It turns out there may actually be a limit to failing upward in the media business, and Megyn Kelly may have finally reached it. But at what cost?
Kelly began her national news career at Fox in 2004, making appearances on Fox News shows including The O’Reilly Factor before trying her hand at weekday and weekend programs on the network. She landed her own prime-time show there, The Kelly File, in 2013.
In the years she worked at Fox News, Kelly engaged in the network’s signature race-baiting, xenophobic rhetoric, anti-LGBTQ attacks, rape apologia, and climate denial like the rest of her colleagues. We know because we watched her do it.
- Kelly made race-baiting and outright racist comments a cornerstone of her Fox News show. On several occasions, her coverage of Black victims of police-perpetrated violence essentially blamed the victims by insisting they didn’t respect the police officers or focusing on their previous criminal records. She said of a 14-year-old Black girl violently manhandled by a police officer at a Texas pool party: “She was no saint either.”
- Kelly infamously insisted in a 2013 Fox appearance that both Santa Claus, a fictional character, and Jesus, who was Middle Eastern, were white. She added, “Just because it makes you uncomfortable doesn’t mean it has to change.”
- Kelly regularly fearmongered and pushed conservative lies to attack the Muslim community, including advocating for Muslim profiling.
- Kelly used her Fox platform to fearmonger about immigration, defending Trump’s campaign comments calling Mexican immigrants criminals and “rapists,” and allowing Trump to call them “killers" without any pushback in a later appearance on her show.
- Kelly regularly hosted anti-LGBTQ extremists and other hate group leaders on her Fox show -- including Family Research Council’s Tony Perkins, a figure on the evangelical right who endorsed a Ugandan bill that would have imposed the death penalty for homosexuality.
- Kelly repeatedly mocked and dismissed transgender people, including misgendering transgender inmates multiple times.
- Kelly criticized sexual assault prevention measures and minimized survivors, particularly in discussions of campus sexual assault.
- Kelly employed Fox News’ signature climate science denial tactics, from hosting questionable figures to pushing fringe beliefs about climate change and making jokes that cold weather disproves global warming.

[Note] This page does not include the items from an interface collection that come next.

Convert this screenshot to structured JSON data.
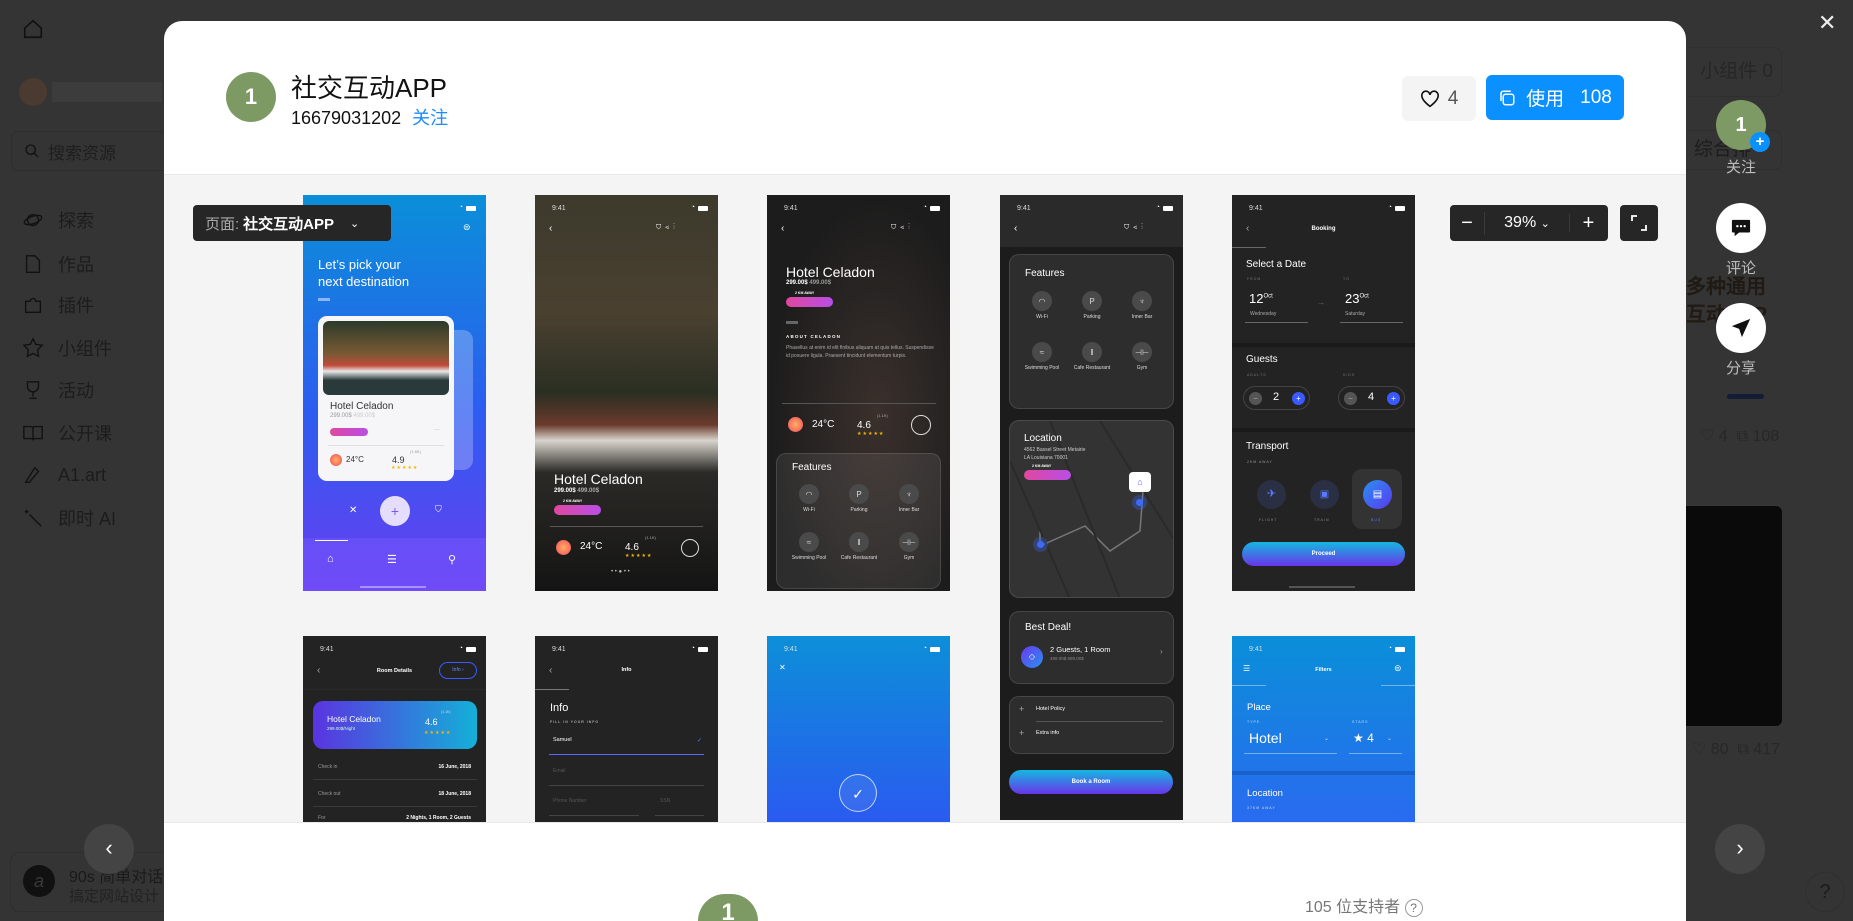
{
  "sidebar": {
    "search_placeholder": "搜索资源",
    "items": [
      {
        "label": "探索",
        "icon": "planet-icon"
      },
      {
        "label": "作品",
        "icon": "file-icon"
      },
      {
        "label": "插件",
        "icon": "puzzle-icon"
      },
      {
        "label": "小组件",
        "icon": "widget-icon"
      },
      {
        "label": "活动",
        "icon": "trophy-icon"
      },
      {
        "label": "公开课",
        "icon": "book-icon"
      },
      {
        "label": "A1.art",
        "icon": "brush-icon"
      },
      {
        "label": "即时 AI",
        "icon": "magic-wand-icon"
      }
    ],
    "promo": {
      "title": "90s 简单对话",
      "subtitle": "搞定网站设计"
    }
  },
  "background": {
    "widget_tab": "小组件 0",
    "sort_label": "综合排序",
    "card_title_1": "多种通用",
    "card_title_2": "互动APP",
    "card1_likes": "4",
    "card1_uses": "108",
    "card2_likes": "80",
    "card2_uses": "417"
  },
  "modal": {
    "avatar_text": "1",
    "title": "社交互动APP",
    "author": "16679031202",
    "follow_label": "关注",
    "like_count": "4",
    "use_label": "使用",
    "use_count": "108",
    "page_selector": {
      "prefix": "页面:",
      "value": "社交互动APP"
    },
    "zoom_level": "39%",
    "supporters": "105 位支持者",
    "colors": {
      "primary": "#0a90ff",
      "avatar": "#7d9a64"
    }
  },
  "floating": {
    "avatar_text": "1",
    "follow": "关注",
    "comment": "评论",
    "share": "分享"
  },
  "phones": {
    "time": "9:41",
    "home": {
      "title1": "Let’s pick your",
      "title2": "next destination",
      "hotel": "Hotel Celadon",
      "price": "299.00$",
      "old_price": "499.00$",
      "temp": "24°C",
      "rating": "4.9",
      "reviews": "(1.6K)"
    },
    "detail": {
      "hotel": "Hotel Celadon",
      "price": "299.00$",
      "old_price": "499.00$",
      "distance": "2 KM AWAY",
      "temp": "24°C",
      "rating": "4.6",
      "reviews": "(1.1K)"
    },
    "about": {
      "heading": "ABOUT CELADON",
      "text": "Phasellus at enim id elit finibus aliquam at quis tellus. Suspendisse id posuere ligula. Praesent tincidunt elementum turpis."
    },
    "features_title": "Features",
    "features": [
      {
        "label": "Wi-Fi",
        "icon": "◠"
      },
      {
        "label": "Parking",
        "icon": "P"
      },
      {
        "label": "Inner Bar",
        "icon": "♆"
      },
      {
        "label": "Swimming Pool",
        "icon": "≈"
      },
      {
        "label": "Cafe Restaurant",
        "icon": "ǁ"
      },
      {
        "label": "Gym",
        "icon": "⊣⊢"
      }
    ],
    "location": {
      "title": "Location",
      "address1": "4562 Bassel Street Metairie",
      "address2": "LA Louisiana 70001",
      "distance": "2 KM AWAY"
    },
    "deal": {
      "title": "Best Deal!",
      "offer": "2 Guests, 1 Room",
      "price": "499.00$",
      "old_price": "699.00$"
    },
    "policy": [
      "Hotel Policy",
      "Extra info"
    ],
    "book_button": "Book a Room",
    "booking": {
      "title": "Booking",
      "select_date": "Select a Date",
      "from": "FROM",
      "to": "TO",
      "from_day": "12",
      "from_month": "Oct",
      "from_weekday": "Wednesday",
      "to_day": "23",
      "to_month": "Oct",
      "to_weekday": "Saturday",
      "guests": "Guests",
      "adults": "ADULTS",
      "kids": "KIDS",
      "adults_count": "2",
      "kids_count": "4",
      "transport": "Transport",
      "transport_sub": "2KM AWAY",
      "flight": "FLIGHT",
      "train": "TRAIN",
      "bus": "BUS",
      "proceed": "Proceed"
    },
    "room": {
      "title": "Room Details",
      "info_button": "Info ›",
      "hotel": "Hotel Celadon",
      "price": "299.00$/Night",
      "rating": "4.6",
      "reviews": "(1.1K)",
      "rows": [
        [
          "Check in",
          "16 June, 2018"
        ],
        [
          "Check out",
          "18 June, 2018"
        ],
        [
          "For",
          "2 Nights, 1 Room,  2 Guests"
        ]
      ]
    },
    "info": {
      "title": "Info",
      "heading": "Info",
      "sub": "FILL IN YOUR INFO",
      "name": "Samuel",
      "email": "Email",
      "phone": "Phone Number",
      "ssn": "SSN"
    },
    "filters": {
      "title": "Filters",
      "place": "Place",
      "type": "TYPE",
      "stars": "STARS",
      "type_value": "Hotel",
      "stars_value": "★ 4",
      "location": "Location",
      "location_sub": "37KM AWAY"
    }
  }
}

But when Kelly signaled she was ready to leave Fox behind, NBC pursued and hired her anyway.
And then, unsurprisingly for no one besides apparently the executives who hired her, she did it all again: hosted a dangerous conspiracy theorist, defended an alleged sexual assailant, delivered a petty, Fox-like monologue attacking one of her previous guests, and now has defended blackface.
The true cost of NBC’s decision to hire Kelly is far greater than that astronomical $69 million, or even the show’s high-budget staff, or the $10 million NBC spent redesigning her studio space.
It includes the career costs and emotional costs for the two talented Black TV personalities she replaced when she joined the Today show, Tamron Hall and Al Roker. Hall and Roker had been hosting the 9 a.m. hour of Today and were bringing in higher ratings than she ever managed to do while earning significantly smaller paychecks. Reportedly, the two hosts together were earning less than half of Kelly’s annual $23 million. Hall’s departure from NBC was swift and mishandled by the network; she apparently found out she was being replaced just minutes before going on air and did not get to say goodbye to her viewers. And Roker, along with Today anchor Craig Melvin, who is also Black, was put in the position of having to comment on their colleague’s casual racism this week.
The immeasurable costs of NBC choosing to ink a massive deal with Kelly also include the missed opportunities of the network supporting many other journalists who could have focused on covering and representing communities of color or the LGBTQ community. Instead, NBC gambled its profits on a woman with a well-documented history of further marginalizing the marginalized.
It includes the lost loyalty of morning show viewers, who have increasingly flocked to her ABC competitors instead since Kelly joined Today. Kelly’s schtick of parroting classic conservative rhetoric and coupling it with the occasional tough question never translated to mainstream broadcasting. NBC never saw the ratings it had likely anticipated for Kelly’s Today hour, or for the hour after, or for her scuttled Sunday show -- and the effects extended beyond NBC’s national platform to harm local NBC affiliate stations too. (It’s more than likely this consistent stagnation in viewership is what actually did her in at NBC, rather than some sudden moral reaction to a race-baiting comment the network executives should have seen coming.)
And it includes losing public faith, because so many of us saw this coming from day one.
Was it worth it?